At the start of the new IFC year (new officers and delegates), the IFC President should set aside time to meet with the president of each fraternity represented on the IFC. If possible, include other IFC officers as well. The purpose of this meeting is for the IFC President to do 2 things: (1) build rapport, and (2) listen. Here is a good list of questions to start with:
  • What are your hopes and aspirations for your chapter?
  • How can the IFC help you achieve these aspirations?
  • What do you expect from the IFC in general?
  • How do you think your contributions can make the IFC stronger?
  • What priorities should the IFC address this year?

10: Set Up Regular Meetings with Senior Administrators

The IFC President and Officers should establish regular standing meetings with senior administrators. It is important that these meetings be proactive and positive, and generally accomplish 3 things: (1) inform the administrators of recent IFC and chapter accomplishments, (2) share concerns and questions from the delegates, and (3) listen to the needs and perspectives of the administrators. Such administrators would include: the President, the Vice President of Student Affairs, the Dean of Students, the Director of Housing (if applicable), and the Provost. These meetings may only occur once a semester, and that’s okay (unless there is an urgent issue). It’s about reminding them that you’re here and working to build a stronger fraternity system. By building a friendly and professional relationship, they are more likely to listen to you when it matters most.

Those are several of my ideas and I hope you've found them helpful. I plan to build out some of them in future posts. Please share your ideas in the comments section below.

If the fraternity movement is to succeed, it needs strong, active, and credible IFCs to help steer the ship. Here's your chance to lead. Seriously.


  1. I took both blog posts (part 1 & 2) to our IFC meeting this week. If we go back that part 1 about meetings being a colossal waste of time, that section of the post read like a checklist for an ineffective meeting. As the IFC exec was ready to pull their hair out, one of the chapter presidents said, "There's a simple fix to this problem. Get rid of the delegates." Just like you wrote this week. Have the chapter presidents represent the chapters at the meetings." This would give the chapter presidents weekly interaction to talk about current issues in their organizations with each other and their campus sorority/fraternity advisor. If you think about it, the advisor has to meet with these presidents regularly anyway to do all of that roster and grade paperwork et. cetera. Part of the reason that our chapters are distanced within the fraternity system is because the presidents don't know each other well. Not to mention, I think our founders would find the delegates' representation of our organizations completely atrocious.

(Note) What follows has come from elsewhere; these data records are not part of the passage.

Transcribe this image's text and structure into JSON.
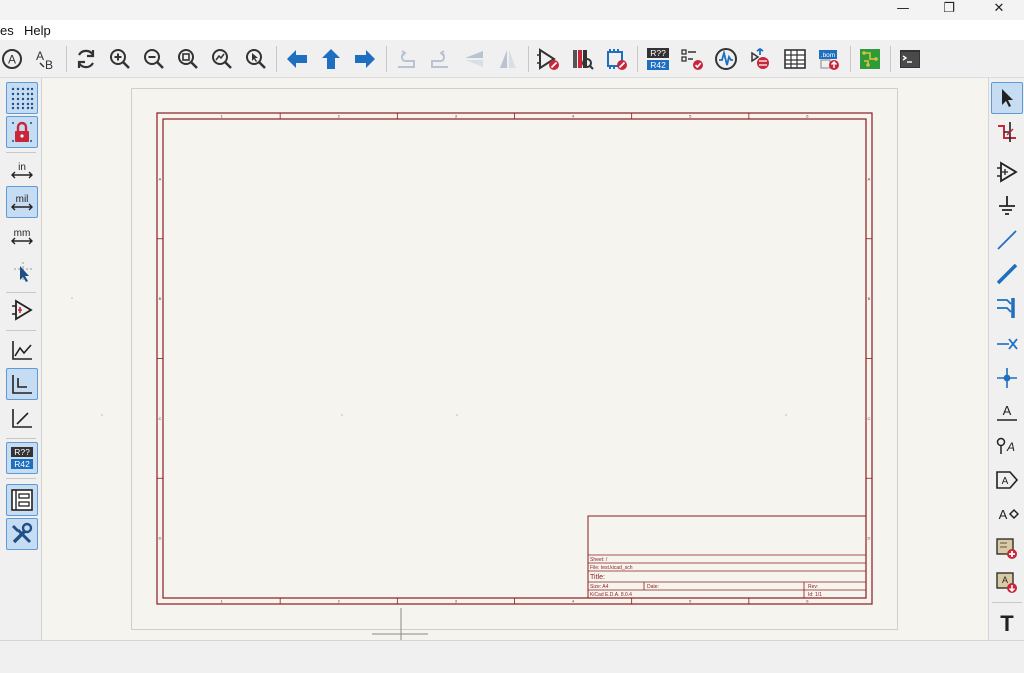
{
  "window": {
    "minimize": "—",
    "restore": "❐",
    "close": "✕"
  },
  "menu": {
    "items": [
      "es",
      "Help"
    ]
  },
  "toolbar": {
    "icons": [
      "annotate-icon",
      "find-replace-icon",
      "refresh-icon",
      "zoom-in-icon",
      "zoom-out-icon",
      "zoom-fit-icon",
      "zoom-objects-icon",
      "zoom-selection-icon",
      "navigate-back-icon",
      "navigate-up-icon",
      "navigate-forward-icon",
      "rotate-ccw-icon",
      "rotate-cw-icon",
      "mirror-vertical-icon",
      "mirror-horizontal-icon",
      "symbol-editor-icon",
      "symbol-browser-icon",
      "footprint-assign-icon",
      "annotate-r42-icon",
      "erc-icon",
      "simulator-icon",
      "netlist-icon",
      "bom-table-icon",
      "bom-generate-icon",
      "pcb-editor-icon",
      "scripting-console-icon"
    ]
  },
  "left_toolbar": {
    "grid_label": "grid",
    "units": {
      "in": "in",
      "mil": "mil",
      "mm": "mm"
    },
    "annotate_top": "R??",
    "annotate_bottom": "R42"
  },
  "annotate_icon": {
    "top": "R??",
    "bottom": "R42"
  },
  "right_toolbar": {
    "label_text": "A",
    "text_tool": "T",
    "netlabel_text": "A"
  },
  "title_block": {
    "sheet": "Sheet: /",
    "file": "File: test.kicad_sch",
    "title": "Title:",
    "size": "Size: A4",
    "date": "Date:",
    "rev": "Rev:",
    "kicad": "KiCad E.D.A. 8.0.4",
    "id": "Id: 1/1"
  },
  "frame": {
    "col_labels": [
      "1",
      "2",
      "3",
      "4",
      "5",
      "6"
    ],
    "row_labels": [
      "A",
      "B",
      "C",
      "D"
    ]
  },
  "colors": {
    "sheet_border": "#8b1c1c",
    "active_button": "#c6dcf2",
    "icon_blue": "#1f6fc1",
    "icon_red": "#c8263a",
    "icon_green": "#2e9a3a",
    "canvas_bg": "#f5f4ef"
  }
}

  2. I agree about the extra benefits received when chapter presidents gather around a table together once a week. It builds greater trust.

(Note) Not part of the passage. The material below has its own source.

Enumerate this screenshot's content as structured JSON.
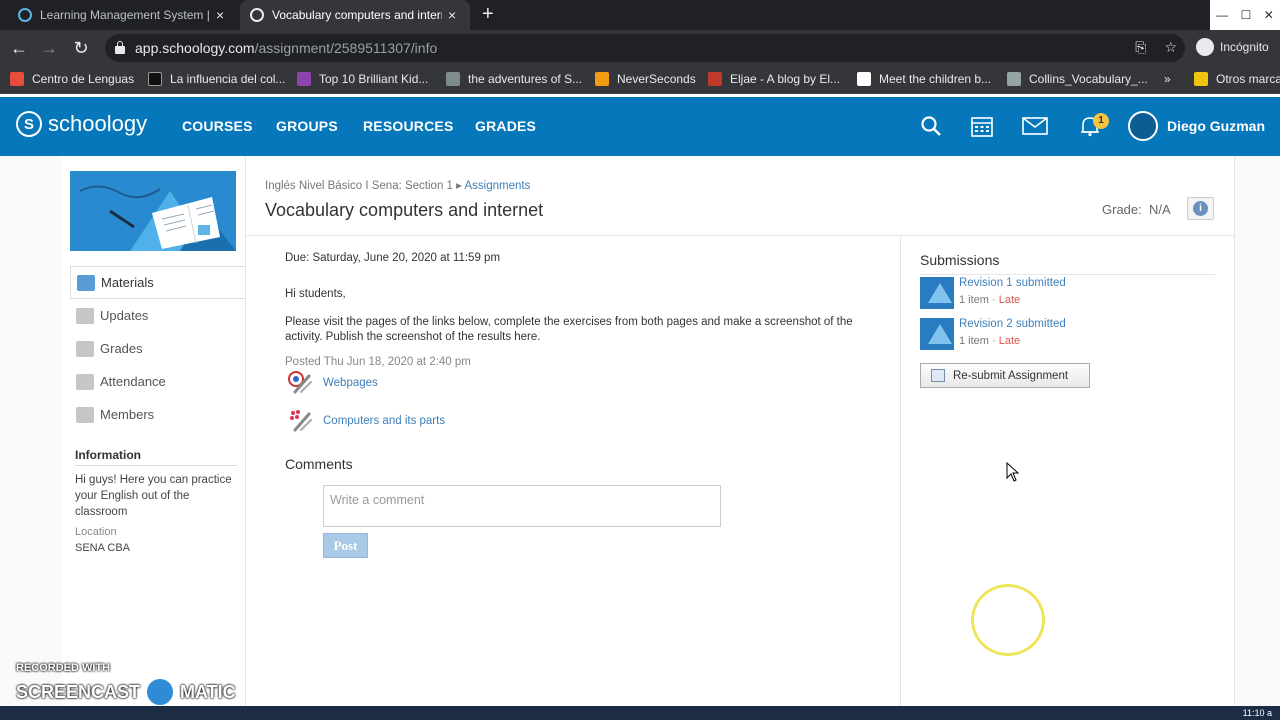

    If an IFC wants to use delegates instead of the chapter presidents, I think that can work if they have a fairly intense training session for the delegates on what representation really means.